It is helpful to establish a Lenten discipline. Helpful, not required. Helpful in that having an additional routine reminds us of the season and the events toward which our liturgical calendar is moving us. Not required in that Christ has paid the price for us and we must never allow ourselves to think that we are earning merits by way of our sacrifice.
The best discipline is to increase our time for reading scripture. The discipline most likely to enhance our Easter is a deeper knowledge of the texts which share Easter's affect on the world.
However it is that you will mark these days, mark them well. Preparation will make the celebration more than an observance. Preparation will allow Easter to come alive in our hearts as well as on our calendars.
Monday, February 4, 2008
We are experiencing that now. Yesterday's observance of Transfiguration Sunday means that Lent is just around the corner. The events are about to get serious as we are making our way to Jerusalem and the events which will unfold there. Christmas isn't that far behind, on our calendars, but it is fading fast in our liturgical life.
I wonder if the desire to know more of Jesus' childhood may arise from a mistaken confusion of him as some sort of a hero. Part of the process of lifting someone up as a hero involves looking at the events of their past to see what it is that made them great. We want to identify the things which contributed to their being strong and courageous. If we mistake Jesus for a hero, we might try to do the same with his life - look for that which made him turn out as he did.
But Jesus is no hero - he is Messiah. What makes him great are not the events of his childhood. What makes him great is God's anointing of him. He is who he is because of how it is that God sees him. He is who he is as a result of his relationship with God.
The same can be said for us. Regardless of the events of our past, no matter what opportunities might have been denied us, we are who we are as a result of the way God sees us. Who we are is determined by our relationship with God.

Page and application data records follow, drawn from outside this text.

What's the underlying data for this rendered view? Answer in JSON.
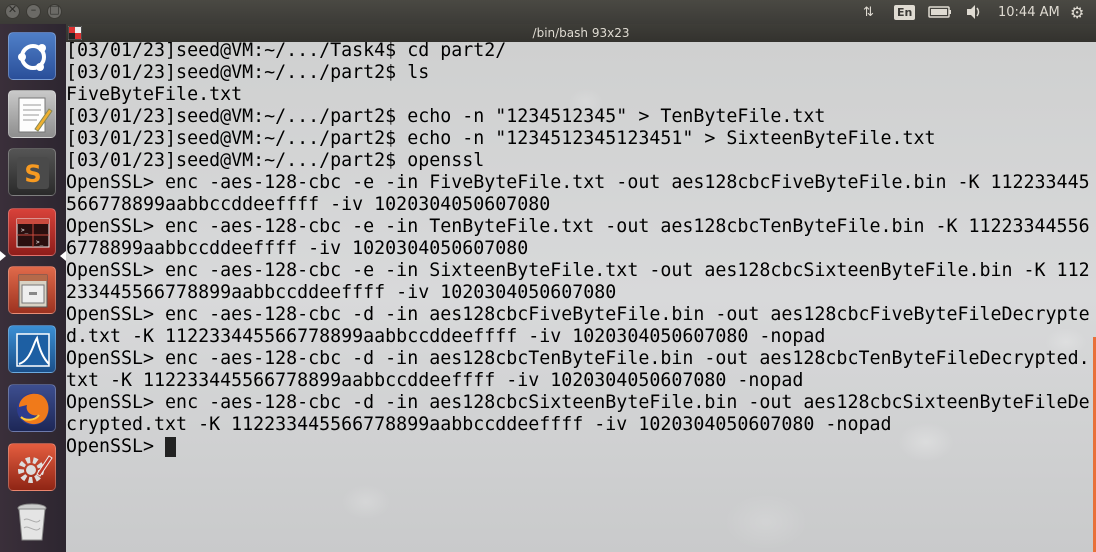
{
  "top_panel": {
    "language": "En",
    "clock": "10:44 AM"
  },
  "launcher": {
    "items": [
      {
        "name": "ubuntu-dash",
        "icon": "ubuntu-logo-icon"
      },
      {
        "name": "text-editor",
        "icon": "text-editor-icon"
      },
      {
        "name": "sublime-text",
        "icon": "sublime-text-icon"
      },
      {
        "name": "terminal",
        "icon": "terminal-icon"
      },
      {
        "name": "files",
        "icon": "file-cabinet-icon"
      },
      {
        "name": "wireshark",
        "icon": "wireshark-fin-icon"
      },
      {
        "name": "firefox",
        "icon": "firefox-icon"
      },
      {
        "name": "system-settings",
        "icon": "settings-gear-icon"
      },
      {
        "name": "trash",
        "icon": "trash-icon"
      }
    ]
  },
  "terminal": {
    "title": "/bin/bash 93x23",
    "lines": [
      "[03/01/23]seed@VM:~/.../Task4$ cd part2/",
      "[03/01/23]seed@VM:~/.../part2$ ls",
      "FiveByteFile.txt",
      "[03/01/23]seed@VM:~/.../part2$ echo -n \"1234512345\" > TenByteFile.txt",
      "[03/01/23]seed@VM:~/.../part2$ echo -n \"1234512345123451\" > SixteenByteFile.txt",
      "[03/01/23]seed@VM:~/.../part2$ openssl",
      "OpenSSL> enc -aes-128-cbc -e -in FiveByteFile.txt -out aes128cbcFiveByteFile.bin -K 112233445",
      "566778899aabbccddeeffff -iv 1020304050607080",
      "OpenSSL> enc -aes-128-cbc -e -in TenByteFile.txt -out aes128cbcTenByteFile.bin -K 11223344556",
      "6778899aabbccddeeffff -iv 1020304050607080",
      "OpenSSL> enc -aes-128-cbc -e -in SixteenByteFile.txt -out aes128cbcSixteenByteFile.bin -K 112",
      "233445566778899aabbccddeeffff -iv 1020304050607080",
      "OpenSSL> enc -aes-128-cbc -d -in aes128cbcFiveByteFile.bin -out aes128cbcFiveByteFileDecrypte",
      "d.txt -K 112233445566778899aabbccddeeffff -iv 1020304050607080 -nopad",
      "OpenSSL> enc -aes-128-cbc -d -in aes128cbcTenByteFile.bin -out aes128cbcTenByteFileDecrypted.",
      "txt -K 112233445566778899aabbccddeeffff -iv 1020304050607080 -nopad",
      "OpenSSL> enc -aes-128-cbc -d -in aes128cbcSixteenByteFile.bin -out aes128cbcSixteenByteFileDe",
      "crypted.txt -K 112233445566778899aabbccddeeffff -iv 1020304050607080 -nopad"
    ],
    "prompt": "OpenSSL> "
  }
}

We spend so much time looking for "heroes." What we ought to be doing is living our lives in appreciation for the new name given to us by our God.